Customer Service. Is customer service available 24 hours a day, 7 days a week? If customer service is only available Monday through Friday, you may have to wait until they are available when you have a problem. Having to call on Saturday, leave a voicemail and then wait for someone to respond hopefully on Monday is not a good idea if you are running a business website. Look to see what hours they are open as well. There is nothing like having to call at 6:00 pm because your account “dropped”, only to find out they are in a different time zone and not open until the next day or week.
Technical Support. Just like Customer Service, do they have limited days and times? Murphy’s Law says if they do, you will have your website break 2 minutes after they close. Another thing to look for when dealing with technical support is how they handle requests. If the only way they will allow you to contact them is to complete a “ticket”, that puts you on hold until they respond. Ideally, you want someone who is readily available 24/7, especially if their server goes down or if your website suddenly becomes unavailable for an unknown reason. They should have an easy to find phone number to call, an email address to send to, and their hours posted.
Downtime. There is a difference between maintenance downtime and sudden disappearances of your website. Ask if the web host will notify you in advance of maintenance downtime and if it will affect your website. Find out how often they shut down for maintenance, i.e., monthly, quarterly, etc. See if they have backup servers and where they are located. It would also be a good idea to ask about their security.
Bandwidth. The higher the bandwidth you can get in your plan the better, especially if you are going to have music or videos on your website or items your visitors can download. You want to keep in mind that you, more than likely, will have multiple visitors on your website at any given time. All of these eat up bandwidth. Just keep in mind that if you exceed bandwidth in your plan, you might wind up paying more money, or worse, get your website shut down.
General consensus says most websites and small businesses won’t require more than 1GB bandwidth. To be sure, check with your web designer, especially if you will allow visitors to download files. The items listed in “disk space” below can affect your bandwidth requirements as well. (We’ll post a blog on bandwidth shortly.)
Storage Space. This one is a little tricky, if you are going to store music files or a large amount of photos on your website.
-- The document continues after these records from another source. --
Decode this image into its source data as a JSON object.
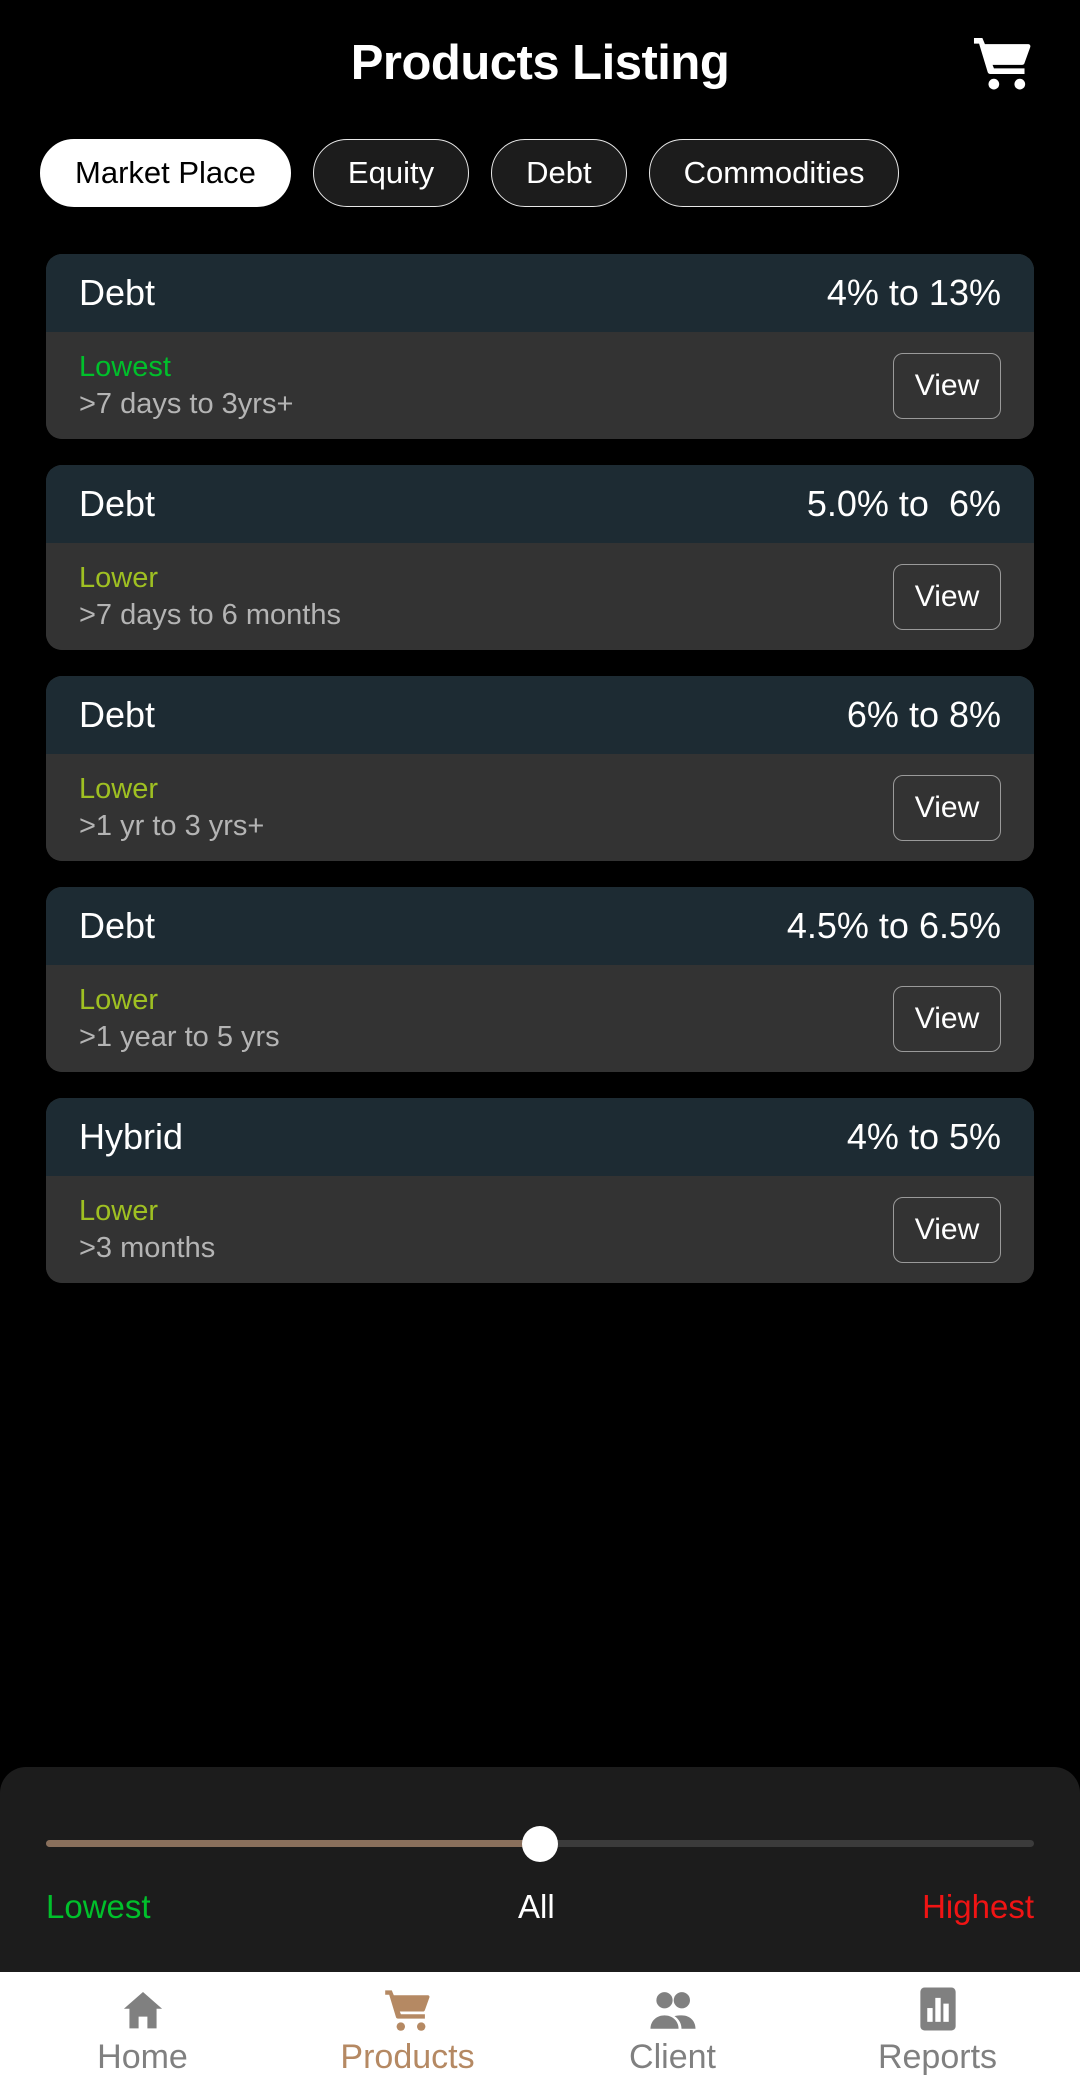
{
  "header": {
    "title": "Products Listing",
    "cart_icon": "shopping-cart-icon"
  },
  "tabs": [
    {
      "label": "Market Place",
      "active": true
    },
    {
      "label": "Equity",
      "active": false
    },
    {
      "label": "Debt",
      "active": false
    },
    {
      "label": "Commodities",
      "active": false
    }
  ],
  "products": [
    {
      "type": "Debt",
      "rate": "4% to 13%",
      "tier": "Lowest",
      "tier_color": "#00c02b",
      "duration": ">7 days to 3yrs+",
      "view_label": "View"
    },
    {
      "type": "Debt",
      "rate": "5.0% to  6%",
      "tier": "Lower",
      "tier_color": "#9fc022",
      "duration": ">7 days to 6 months",
      "view_label": "View"
    },
    {
      "type": "Debt",
      "rate": "6% to 8%",
      "tier": "Lower",
      "tier_color": "#9fc022",
      "duration": ">1 yr to 3 yrs+",
      "view_label": "View"
    },
    {
      "type": "Debt",
      "rate": "4.5% to 6.5%",
      "tier": "Lower",
      "tier_color": "#9fc022",
      "duration": ">1 year to 5 yrs",
      "view_label": "View"
    },
    {
      "type": "Hybrid",
      "rate": "4% to 5%",
      "tier": "Lower",
      "tier_color": "#9fc022",
      "duration": ">3 months",
      "view_label": "View"
    }
  ],
  "slider": {
    "left_label": "Lowest",
    "center_label": "All",
    "right_label": "Highest",
    "value_percent": 50,
    "fill_color": "#8a705c",
    "track_color": "#3b3b3b",
    "thumb_color": "#ffffff"
  },
  "bottom_nav": [
    {
      "label": "Home",
      "icon": "home-icon",
      "active": false
    },
    {
      "label": "Products",
      "icon": "shopping-cart-icon",
      "active": true
    },
    {
      "label": "Client",
      "icon": "people-icon",
      "active": false
    },
    {
      "label": "Reports",
      "icon": "bar-chart-icon",
      "active": false
    }
  ],
  "colors": {
    "background": "#000000",
    "card_header": "#1d2b33",
    "card_body": "#333333",
    "accent": "#b58963"
  }
}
As a suggestion, here are some of the things you need to consider:
- The total size of your website files added together, usually measured by kilobyte (KB).
- Size of the applications you may install on your website now plus estimated size of ones you may add later.
- Total of the estimated size of email files you are going to store online. (Keep in mind those attachments!)
- Total size of the files you are going to upload or allow visitors to download.
- Total of the sizes of photos you are going to upload on your website if not already included with your website now.
- The size of your back up files, if you are considering backing up files online.
Note: The larger and more established web hosts backup server files on a regular basis and usually have each completed backup available to you for a limited time.
That covers only some of the basics to consider when paying for a web host. To save a lot of stress later, research and compare plans first. Don’t consider “free web hosting” as an automatic benefit, especially if you have to pay to add anything else. Ask your web designer for help and don’t be afraid to ask the web host questions before you pay. Simply make sure you know what you getting for your money.